Additionally, the government plans to increase customs fees between 2-15% on a wide range of imports, including meat, dairy and construction materials.
Public reactions to these decisions have been subdued so far, partly because they have yet to come into effect, but some columnists in local media have begun ringing alarm bells. Khalid al-Suliman wrote in Okaz that increasing VAT would weaken purchasing power and have a negative impact on the economy in the long run.
“I was hoping [the finance minister] would say [the tax hike] will be reviewed after the coronavirus crisis is gone or contained, or when oil prices improve, but he did not say that and citizens are feeling concerned that pressure on their living standards would last longer than the current crisis,” he said.
Prominent novelist Abdu Khal, who writes in the same newspaper, asked: “Isn’t it beneficial to delay the 15% tax or impose it gradually?”
Such questions will become more pressing in the coming days and weeks as people begin to feel the impact of these measures, especially at a time when other parts of the government appear to be freely spending during this pandemic.
The Public Investment Fund has reportedly acquired stakes worth at least $7.7 billion in US and European companies over the last few months. The list of companies include Facebook, Bank of America, Citigroup, Walt Disney, Marriott, Pfizer, Starbucks, Boeing, BP, Equinor, Royal Dutch Shell, Total, Eni, Live Nation, Carnival, Berkshire Hathaway, IBM, Canadian Natural Resources, Suncor, Cisco, Qualcomm, Union Pacific and Automatic Data Processing.
Moreover, the PIF is leading a consortium that has agreed to buy English football club Newcastle United for £300 million. And those were just the deals made public.
Hunting for bargains in the international stock market as the world grapples with a pandemic has some logic to it. “You don’t want to waste a crisis,” PIF governor Yasir al-Rumayyan told a virtual conference in April. As one London-based banker told the Financial Times last month, time will tell if these investments are wise or not
They are very engaged with investors. They see lots of opportunities, a lot of capital needs that will give them access to businesses. Hasty or good timing? We won’t know for another three years.
The finance minister, in the middle of a long statement released last week about re-opening the economy, revealed that $40 billion have been transferred from the central bank to the PIF to fund its overseas investments. That was bound to raise some eyebrows when the government was cutting spending and borrowing to plug the budget deficit, but Jadaan appeared to defend the decisions:
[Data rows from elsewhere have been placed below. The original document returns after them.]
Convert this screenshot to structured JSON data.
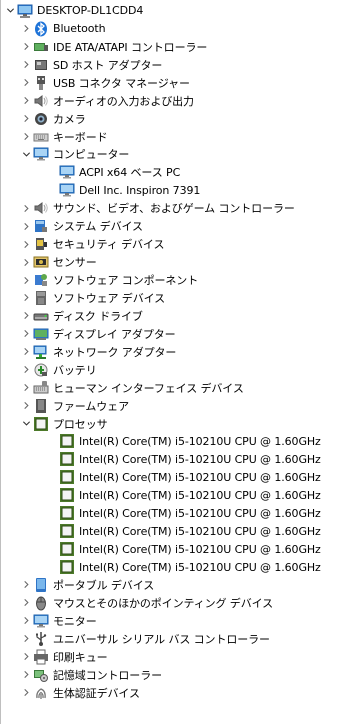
{
  "root": {
    "label": "DESKTOP-DL1CDD4",
    "icon": "computer-root-icon"
  },
  "categories": [
    {
      "label": "Bluetooth",
      "icon": "bluetooth-icon",
      "expanded": false
    },
    {
      "label": "IDE ATA/ATAPI コントローラー",
      "icon": "ide-controller-icon",
      "expanded": false
    },
    {
      "label": "SD ホスト アダプター",
      "icon": "sd-host-icon",
      "expanded": false
    },
    {
      "label": "USB コネクタ マネージャー",
      "icon": "usb-connector-icon",
      "expanded": false
    },
    {
      "label": "オーディオの入力および出力",
      "icon": "speaker-icon",
      "expanded": false
    },
    {
      "label": "カメラ",
      "icon": "camera-icon",
      "expanded": false
    },
    {
      "label": "キーボード",
      "icon": "keyboard-icon",
      "expanded": false
    },
    {
      "label": "コンピューター",
      "icon": "monitor-icon",
      "expanded": true,
      "children": [
        {
          "label": "ACPI x64 ベース PC",
          "icon": "monitor-icon"
        },
        {
          "label": "Dell Inc. Inspiron 7391",
          "icon": "monitor-icon"
        }
      ]
    },
    {
      "label": "サウンド、ビデオ、およびゲーム コントローラー",
      "icon": "speaker-icon",
      "expanded": false
    },
    {
      "label": "システム デバイス",
      "icon": "system-device-icon",
      "expanded": false
    },
    {
      "label": "セキュリティ デバイス",
      "icon": "security-device-icon",
      "expanded": false
    },
    {
      "label": "センサー",
      "icon": "sensor-icon",
      "expanded": false
    },
    {
      "label": "ソフトウェア コンポーネント",
      "icon": "software-component-icon",
      "expanded": false
    },
    {
      "label": "ソフトウェア デバイス",
      "icon": "software-device-icon",
      "expanded": false
    },
    {
      "label": "ディスク ドライブ",
      "icon": "disk-drive-icon",
      "expanded": false
    },
    {
      "label": "ディスプレイ アダプター",
      "icon": "display-adapter-icon",
      "expanded": false
    },
    {
      "label": "ネットワーク アダプター",
      "icon": "network-adapter-icon",
      "expanded": false
    },
    {
      "label": "バッテリ",
      "icon": "battery-icon",
      "expanded": false
    },
    {
      "label": "ヒューマン インターフェイス デバイス",
      "icon": "hid-icon",
      "expanded": false
    },
    {
      "label": "ファームウェア",
      "icon": "firmware-icon",
      "expanded": false
    },
    {
      "label": "プロセッサ",
      "icon": "processor-icon",
      "expanded": true,
      "children": [
        {
          "label": "Intel(R) Core(TM) i5-10210U CPU @ 1.60GHz",
          "icon": "processor-icon"
        },
        {
          "label": "Intel(R) Core(TM) i5-10210U CPU @ 1.60GHz",
          "icon": "processor-icon"
        },
        {
          "label": "Intel(R) Core(TM) i5-10210U CPU @ 1.60GHz",
          "icon": "processor-icon"
        },
        {
          "label": "Intel(R) Core(TM) i5-10210U CPU @ 1.60GHz",
          "icon": "processor-icon"
        },
        {
          "label": "Intel(R) Core(TM) i5-10210U CPU @ 1.60GHz",
          "icon": "processor-icon"
        },
        {
          "label": "Intel(R) Core(TM) i5-10210U CPU @ 1.60GHz",
          "icon": "processor-icon"
        },
        {
          "label": "Intel(R) Core(TM) i5-10210U CPU @ 1.60GHz",
          "icon": "processor-icon"
        },
        {
          "label": "Intel(R) Core(TM) i5-10210U CPU @ 1.60GHz",
          "icon": "processor-icon"
        }
      ]
    },
    {
      "label": "ポータブル デバイス",
      "icon": "portable-device-icon",
      "expanded": false
    },
    {
      "label": "マウスとそのほかのポインティング デバイス",
      "icon": "mouse-icon",
      "expanded": false
    },
    {
      "label": "モニター",
      "icon": "monitor-icon",
      "expanded": false
    },
    {
      "label": "ユニバーサル シリアル バス コントローラー",
      "icon": "usb-icon",
      "expanded": false
    },
    {
      "label": "印刷キュー",
      "icon": "printer-icon",
      "expanded": false
    },
    {
      "label": "記憶域コントローラー",
      "icon": "storage-controller-icon",
      "expanded": false
    },
    {
      "label": "生体認証デバイス",
      "icon": "biometric-icon",
      "expanded": false
    }
  ]
}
“The transfer to the PIF was carried out after a comprehensive consultation and in consideration of the adequacy of FX reserves. Maximizing the return on the Kingdom’s assets will be positively reflected on economic performance and on public finances, and to reduce the negative effects of the Covid-19 pandemic,” he said. “PIF investment returns will be available to support the public finances when needed.”
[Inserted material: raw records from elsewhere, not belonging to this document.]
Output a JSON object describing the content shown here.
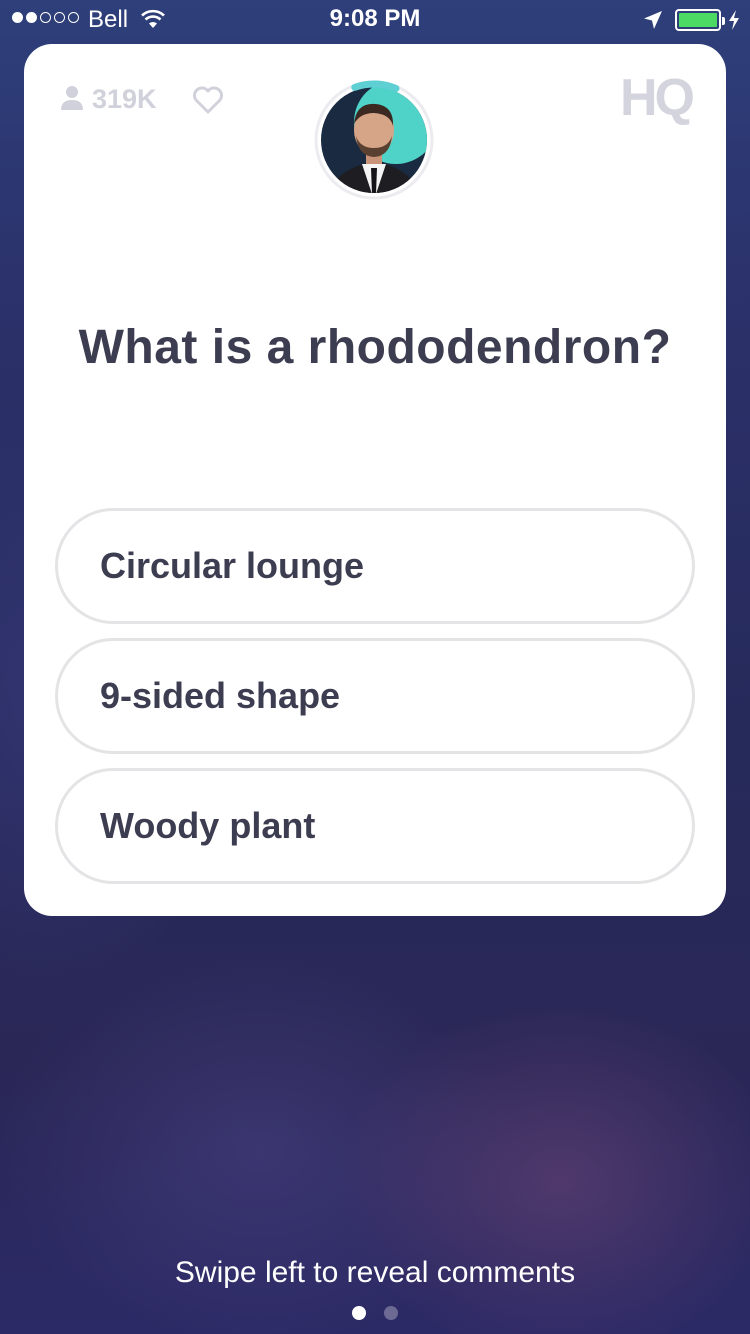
{
  "status_bar": {
    "carrier": "Bell",
    "time": "9:08 PM",
    "signal_bars_filled": 2,
    "signal_bars_total": 5,
    "battery_level": 1.0,
    "battery_color": "#4cd964",
    "icons": [
      "wifi-icon",
      "location-arrow-icon",
      "battery-icon",
      "charging-bolt-icon"
    ]
  },
  "header": {
    "viewer_count": "319K",
    "logo": "HQ",
    "icons": [
      "person-icon",
      "heart-icon"
    ]
  },
  "host": {
    "timer_remaining_fraction": 0.12,
    "timer_color": "#5ecfd3"
  },
  "question": {
    "text": "What is a rhododendron?"
  },
  "answers": [
    {
      "label": "Circular lounge"
    },
    {
      "label": "9-sided shape"
    },
    {
      "label": "Woody plant"
    }
  ],
  "footer": {
    "hint": "Swipe left to reveal comments",
    "pages_total": 2,
    "active_page": 1
  },
  "colors": {
    "card": "#ffffff",
    "text_dark": "#3c3d50",
    "answer_border": "#e4e4e6",
    "muted": "#d1d1db"
  }
}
It is unclear if these comments about investments abroad would bring much comfort to young Saudis worried about finding jobs in a weakened economy. Saudi unemployment rate has remained at 12% at the end of last year, and the government has yet to release any job numbers for this year.
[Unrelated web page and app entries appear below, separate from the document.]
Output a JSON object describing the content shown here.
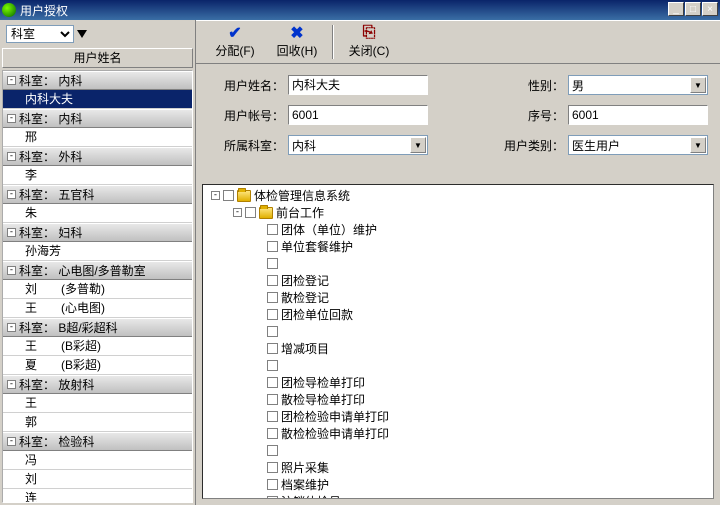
{
  "window": {
    "title": "用户授权"
  },
  "filter": {
    "label": "科室"
  },
  "columnHeader": "用户姓名",
  "deptTree": [
    {
      "type": "grp",
      "label": "科室： 内科"
    },
    {
      "type": "person",
      "label": "内科大夫",
      "selected": true
    },
    {
      "type": "grp",
      "label": "科室： 内科"
    },
    {
      "type": "person",
      "label": "邢"
    },
    {
      "type": "grp",
      "label": "科室： 外科"
    },
    {
      "type": "person",
      "label": "李"
    },
    {
      "type": "grp",
      "label": "科室： 五官科"
    },
    {
      "type": "person",
      "label": "朱"
    },
    {
      "type": "grp",
      "label": "科室： 妇科"
    },
    {
      "type": "person",
      "label": "孙海芳"
    },
    {
      "type": "grp",
      "label": "科室： 心电图/多普勒室"
    },
    {
      "type": "person",
      "label": "刘  (多普勒)"
    },
    {
      "type": "person",
      "label": "王  (心电图)"
    },
    {
      "type": "grp",
      "label": "科室： B超/彩超科"
    },
    {
      "type": "person",
      "label": "王  (B彩超)"
    },
    {
      "type": "person",
      "label": "夏  (B彩超)"
    },
    {
      "type": "grp",
      "label": "科室： 放射科"
    },
    {
      "type": "person",
      "label": "王"
    },
    {
      "type": "person",
      "label": "郭"
    },
    {
      "type": "grp",
      "label": "科室： 检验科"
    },
    {
      "type": "person",
      "label": "冯"
    },
    {
      "type": "person",
      "label": "刘"
    },
    {
      "type": "person",
      "label": "连"
    }
  ],
  "toolbar": {
    "assign": "分配(F)",
    "recycle": "回收(H)",
    "close": "关闭(C)"
  },
  "form": {
    "username_label": "用户姓名：",
    "username": "内科大夫",
    "gender_label": "性别：",
    "gender": "男",
    "account_label": "用户帐号：",
    "account": "6001",
    "seq_label": "序号：",
    "seq": "6001",
    "dept_label": "所属科室：",
    "dept": "内科",
    "usertype_label": "用户类别：",
    "usertype": "医生用户"
  },
  "permtree": [
    {
      "indent": 0,
      "pm": "-",
      "cb": true,
      "folder": true,
      "label": "体检管理信息系统"
    },
    {
      "indent": 1,
      "pm": "-",
      "cb": true,
      "folder": true,
      "label": "前台工作"
    },
    {
      "indent": 2,
      "pm": "",
      "cb": true,
      "folder": false,
      "label": "团体（单位）维护"
    },
    {
      "indent": 2,
      "pm": "",
      "cb": true,
      "folder": false,
      "label": "单位套餐维护"
    },
    {
      "indent": 2,
      "pm": "",
      "cb": true,
      "folder": false,
      "label": ""
    },
    {
      "indent": 2,
      "pm": "",
      "cb": true,
      "folder": false,
      "label": "团检登记"
    },
    {
      "indent": 2,
      "pm": "",
      "cb": true,
      "folder": false,
      "label": "散检登记"
    },
    {
      "indent": 2,
      "pm": "",
      "cb": true,
      "folder": false,
      "label": "团检单位回款"
    },
    {
      "indent": 2,
      "pm": "",
      "cb": true,
      "folder": false,
      "label": ""
    },
    {
      "indent": 2,
      "pm": "",
      "cb": true,
      "folder": false,
      "label": "增减项目"
    },
    {
      "indent": 2,
      "pm": "",
      "cb": true,
      "folder": false,
      "label": ""
    },
    {
      "indent": 2,
      "pm": "",
      "cb": true,
      "folder": false,
      "label": "团检导检单打印"
    },
    {
      "indent": 2,
      "pm": "",
      "cb": true,
      "folder": false,
      "label": "散检导检单打印"
    },
    {
      "indent": 2,
      "pm": "",
      "cb": true,
      "folder": false,
      "label": "团检检验申请单打印"
    },
    {
      "indent": 2,
      "pm": "",
      "cb": true,
      "folder": false,
      "label": "散检检验申请单打印"
    },
    {
      "indent": 2,
      "pm": "",
      "cb": true,
      "folder": false,
      "label": ""
    },
    {
      "indent": 2,
      "pm": "",
      "cb": true,
      "folder": false,
      "label": "照片采集"
    },
    {
      "indent": 2,
      "pm": "",
      "cb": true,
      "folder": false,
      "label": "档案维护"
    },
    {
      "indent": 2,
      "pm": "",
      "cb": true,
      "folder": false,
      "label": "注销体检号"
    }
  ]
}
“The primary concern of young nationals is that the job market could return to how it was in the environment of low oil prices in 2014-16, when some graduates remain unemployed for years,” Mark Thompson, author of “Being Young Male and Saudi: Identity and Politics in a Globalized Kingdom,” wrote in a research note for Castlereagh Associates last month. “If this were to occur, it would affect not only national prosperity, but also the wealth of individuals and their families.”
That is all for this dispatch from Riyadh Bureau, sent to you from Jeddah after the resumption of domestic flights. Thanks for reading! You can send your feedback by email: email@example.com. If you enjoy this newsletter please do share it with others.